06 October 2015
It looks like there is a growing realisation that our new system of “reinforced” self-regulation i.e. BC(A)R SI.9 introduced in March 2014 will do little to prevent another Longboat Quay. The following Irish Times article and Green Party press release illustrate how mainstream media along with opposition political parties have interpreted events leading up to the recent evacuation order being issued at Longboat Quay and concluded that immediate roll-out of increased local-authority inspections are now needed to regulate our construction sector.
- In the following article “Light-touch regulation leaves owners with the bills” Irish Times 05 October 2015, deficiencies in our new system of reinforced “self-regulation” Building Control Regulations are examined. Extract:
“Light-touch regulation didn’t work in the banking sector and doesn’t work in the construction sector either…
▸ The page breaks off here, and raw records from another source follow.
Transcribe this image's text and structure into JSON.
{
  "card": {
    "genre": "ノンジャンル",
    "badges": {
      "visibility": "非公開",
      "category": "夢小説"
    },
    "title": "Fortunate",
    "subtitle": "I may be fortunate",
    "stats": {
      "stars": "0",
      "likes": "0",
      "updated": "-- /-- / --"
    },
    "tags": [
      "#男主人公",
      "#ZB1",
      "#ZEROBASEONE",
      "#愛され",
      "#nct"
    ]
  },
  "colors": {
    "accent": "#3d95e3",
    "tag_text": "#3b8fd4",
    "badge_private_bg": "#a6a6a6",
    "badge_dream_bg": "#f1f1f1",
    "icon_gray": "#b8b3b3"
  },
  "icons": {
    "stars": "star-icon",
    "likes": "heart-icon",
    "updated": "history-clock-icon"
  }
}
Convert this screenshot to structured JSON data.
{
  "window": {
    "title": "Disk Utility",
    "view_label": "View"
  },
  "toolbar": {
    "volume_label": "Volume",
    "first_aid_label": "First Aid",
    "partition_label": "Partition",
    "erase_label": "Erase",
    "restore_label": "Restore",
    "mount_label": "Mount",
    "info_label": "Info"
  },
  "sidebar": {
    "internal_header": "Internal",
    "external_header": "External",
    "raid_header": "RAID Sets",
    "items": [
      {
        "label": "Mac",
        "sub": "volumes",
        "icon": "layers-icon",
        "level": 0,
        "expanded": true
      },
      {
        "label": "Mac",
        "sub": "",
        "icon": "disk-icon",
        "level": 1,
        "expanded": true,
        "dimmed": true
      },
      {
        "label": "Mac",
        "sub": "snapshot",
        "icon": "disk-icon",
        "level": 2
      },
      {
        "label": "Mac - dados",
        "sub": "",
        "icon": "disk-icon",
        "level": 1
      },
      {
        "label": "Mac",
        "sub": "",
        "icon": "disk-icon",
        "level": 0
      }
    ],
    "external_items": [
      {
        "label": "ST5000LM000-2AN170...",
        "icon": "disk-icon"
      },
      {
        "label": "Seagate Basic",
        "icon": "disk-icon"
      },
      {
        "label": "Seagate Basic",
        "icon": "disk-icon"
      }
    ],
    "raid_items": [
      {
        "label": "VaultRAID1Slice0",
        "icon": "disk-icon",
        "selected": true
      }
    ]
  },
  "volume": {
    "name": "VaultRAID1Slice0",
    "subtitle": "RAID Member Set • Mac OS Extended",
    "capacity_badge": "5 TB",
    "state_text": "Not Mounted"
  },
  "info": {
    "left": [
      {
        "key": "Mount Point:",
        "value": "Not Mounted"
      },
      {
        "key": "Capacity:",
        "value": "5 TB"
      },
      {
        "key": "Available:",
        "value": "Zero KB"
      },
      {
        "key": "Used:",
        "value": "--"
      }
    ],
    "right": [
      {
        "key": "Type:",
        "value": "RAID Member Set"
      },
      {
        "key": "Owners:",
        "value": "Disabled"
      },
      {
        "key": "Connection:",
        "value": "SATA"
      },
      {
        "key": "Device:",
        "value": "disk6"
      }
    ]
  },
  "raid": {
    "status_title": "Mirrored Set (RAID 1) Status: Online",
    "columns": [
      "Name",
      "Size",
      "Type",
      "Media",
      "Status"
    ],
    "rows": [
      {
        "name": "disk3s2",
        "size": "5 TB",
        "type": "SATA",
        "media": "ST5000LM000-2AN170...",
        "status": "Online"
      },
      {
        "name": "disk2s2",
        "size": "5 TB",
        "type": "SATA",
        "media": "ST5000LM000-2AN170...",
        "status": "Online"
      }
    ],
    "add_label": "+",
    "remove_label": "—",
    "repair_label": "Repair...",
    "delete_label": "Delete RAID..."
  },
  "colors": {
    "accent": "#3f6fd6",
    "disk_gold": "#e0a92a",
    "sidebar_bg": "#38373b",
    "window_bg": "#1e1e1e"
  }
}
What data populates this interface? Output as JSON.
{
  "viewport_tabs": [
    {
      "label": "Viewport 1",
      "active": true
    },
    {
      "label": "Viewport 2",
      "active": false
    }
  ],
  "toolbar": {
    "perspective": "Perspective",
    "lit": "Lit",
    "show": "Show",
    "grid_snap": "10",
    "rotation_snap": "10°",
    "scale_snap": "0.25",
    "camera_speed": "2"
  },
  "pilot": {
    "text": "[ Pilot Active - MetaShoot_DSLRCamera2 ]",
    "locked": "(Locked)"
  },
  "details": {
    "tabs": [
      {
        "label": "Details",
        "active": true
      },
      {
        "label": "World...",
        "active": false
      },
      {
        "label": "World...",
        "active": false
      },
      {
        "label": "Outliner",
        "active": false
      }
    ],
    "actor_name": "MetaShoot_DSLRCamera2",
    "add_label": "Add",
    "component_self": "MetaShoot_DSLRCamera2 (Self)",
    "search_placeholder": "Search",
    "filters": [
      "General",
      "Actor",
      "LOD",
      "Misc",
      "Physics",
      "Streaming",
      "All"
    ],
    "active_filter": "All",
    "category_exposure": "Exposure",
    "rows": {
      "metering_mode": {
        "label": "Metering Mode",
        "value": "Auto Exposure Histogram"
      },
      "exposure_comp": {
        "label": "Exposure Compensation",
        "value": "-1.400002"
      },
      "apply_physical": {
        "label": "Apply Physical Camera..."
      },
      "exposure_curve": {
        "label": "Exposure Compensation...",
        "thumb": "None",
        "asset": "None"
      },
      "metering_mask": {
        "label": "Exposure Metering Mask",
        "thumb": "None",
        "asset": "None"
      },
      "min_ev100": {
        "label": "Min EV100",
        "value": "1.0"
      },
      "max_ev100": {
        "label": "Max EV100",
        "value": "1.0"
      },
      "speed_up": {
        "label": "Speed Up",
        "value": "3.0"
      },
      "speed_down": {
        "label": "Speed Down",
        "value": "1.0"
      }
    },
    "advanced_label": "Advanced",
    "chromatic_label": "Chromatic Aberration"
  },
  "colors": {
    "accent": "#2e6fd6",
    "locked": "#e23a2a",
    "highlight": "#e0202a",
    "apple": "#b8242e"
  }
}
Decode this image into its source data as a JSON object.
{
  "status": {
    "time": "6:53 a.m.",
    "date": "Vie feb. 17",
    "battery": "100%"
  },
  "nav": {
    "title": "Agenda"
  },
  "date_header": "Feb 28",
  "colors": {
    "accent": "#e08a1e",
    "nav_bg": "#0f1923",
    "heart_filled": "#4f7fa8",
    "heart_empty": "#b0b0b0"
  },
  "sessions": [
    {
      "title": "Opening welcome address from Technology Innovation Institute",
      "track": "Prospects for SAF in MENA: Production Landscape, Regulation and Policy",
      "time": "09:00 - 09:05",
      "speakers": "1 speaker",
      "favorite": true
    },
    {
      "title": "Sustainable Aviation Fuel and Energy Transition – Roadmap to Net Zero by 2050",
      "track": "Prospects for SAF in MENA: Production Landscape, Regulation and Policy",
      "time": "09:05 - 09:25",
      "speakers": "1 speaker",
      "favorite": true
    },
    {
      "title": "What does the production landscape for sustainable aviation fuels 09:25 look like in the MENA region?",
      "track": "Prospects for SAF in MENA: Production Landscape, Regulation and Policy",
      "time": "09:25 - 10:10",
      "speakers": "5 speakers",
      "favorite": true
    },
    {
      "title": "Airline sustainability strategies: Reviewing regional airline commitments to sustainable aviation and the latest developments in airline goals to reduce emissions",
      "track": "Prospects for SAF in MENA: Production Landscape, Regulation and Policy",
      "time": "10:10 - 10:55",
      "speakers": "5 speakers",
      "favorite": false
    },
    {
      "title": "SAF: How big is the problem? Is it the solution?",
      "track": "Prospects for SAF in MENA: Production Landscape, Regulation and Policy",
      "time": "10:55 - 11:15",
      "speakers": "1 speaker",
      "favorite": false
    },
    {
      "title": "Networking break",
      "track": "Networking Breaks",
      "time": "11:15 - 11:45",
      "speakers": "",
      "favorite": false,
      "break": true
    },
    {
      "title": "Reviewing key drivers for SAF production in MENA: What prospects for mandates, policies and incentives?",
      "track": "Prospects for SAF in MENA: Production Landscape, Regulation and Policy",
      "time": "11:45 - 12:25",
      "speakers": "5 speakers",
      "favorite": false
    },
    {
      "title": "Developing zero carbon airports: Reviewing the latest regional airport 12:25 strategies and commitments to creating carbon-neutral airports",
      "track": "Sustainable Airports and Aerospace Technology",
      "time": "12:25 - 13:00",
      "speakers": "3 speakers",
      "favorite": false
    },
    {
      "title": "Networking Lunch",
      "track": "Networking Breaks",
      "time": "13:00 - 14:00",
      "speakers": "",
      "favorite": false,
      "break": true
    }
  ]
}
As Minister for the Environment before he decamped to Brussels as EU agriculture commissioner, Phil Hogan had the opportunity to remedy the situation by specifying that construction activity is monitored by suitably qualified local authority professionals, as in the past. Instead, he introduced a regime that merely requires a newly-completed building to be certified as compliant by an architect, structural engineer or other “assigned certifier”.
Widespread criticism, notably from within the architectural profession, that this would offer no real protection for buyers was blithely dismissed by Mr Hogan, who continued to insist that his light-touch approach “will provide consumers with the protection they need and deserve.”
The then minister went even further, stating in April 2013: “As soon as these regulations become operational, homeowners who encounter a problem with a building will be in a radically better place. They will be able to immediately access information which can lead them towards a solution to the problem.” …
Mr Hogan expressed his hope that the issue of latent defects insurance for construction projects would be addressed before the new regulations came into effect on March 1st last year. But this didn’t happen, with the result that residents of new apartment buildings subsequently found to be defective have no way of seeking redress for problems emphatically not of their own making. An appalling situation that must be brought to an end, and quickly.”
- In parallel to this the Green Party issued a press release on 5th October calling for immediate legislation to end “light-touch” regulation of the construction sector. Full press release is below:
“Light touch regulation lets State of the hook
Legislation necessary to avoid further Longboat Quays
The Green Party today called on the Minister for the Environment Alan Kelly to intervene and assist householders with fire improvement works in Dublin’s Longboat Quay development. They also called for changes in the law so that the problem of ‘light touch regulation’ does not arise in future.
Speaking today, Green Party City Councillor Ciarán Cuffe said: “Local Authorities must be mandated to inspect buildings at every stage of the construction process to ensure that fire safety and other breaches of the Building Regulations do not occur. This is what happens in Northern Ireland and it should be the case here.
“The changes brought in Building Regulations introduced by Phil Hogan two years ago were a step backwards in terms of oversight of the building process. It placed an unfair burden on construction professionals to sign off on every aspect of construction, and let the State off the hook.
“This has meant that construction costs have risen and cowboy builders are still getting away with it. In addition under Alan Kelly’s watch the light touch regulation has continued with his changes that exempt one-off housing from the rigours of the law.
“In the short-term the State must assist the residents of Longboat Quay, but within this Dáil term the Government should change the Building Control legislation so that Priory Hall and Longboat Quay mark the end rather than the beginning of poor quality construction.”
Local Green Party Councillor Claire Byrne, who has tabled an emergency motion on the issue ahead of tonight’s meeting of Dublin City Council, called for a multi-agency approach to solve the problem.
“I attended the meeting with the residents last week. I think it is scandalous that the residents of Longboat Quay are being left to deal with the hangover of the bad planning regulations of the Celtic Tiger years. It is unacceptable that the residents should be left with one of two choices: pay close €20,000 each, or be evicted. DCC, DDDA, Nama and the Government need to intervene and help the residents as a matter of urgency. They have responsibility not to just manage the assets of developers, but to help the people of the City.
“I, along with my Green Party colleagues in DCC have tabled an emergency motion for consideration at tonight’s Council meeting at 6.15pm in City Hall. Hopefully this will put pressure on all agencies to resolve this issue.”
Final version of DCC Motion agreed:
“That Dublin City Council supports the residents of Longboat Quay to help ensure that they do not bear the costs of rectifying issues for which they are not responsible for, and calls on the Chief Executive to work with all parties to resolve the outstanding Fire Safety and Building Control issues and requests the Planning and International Affairs Strategic Policy Committee to examine the broader issues arising form the emergency motions on this issue”.
Other posts of interest: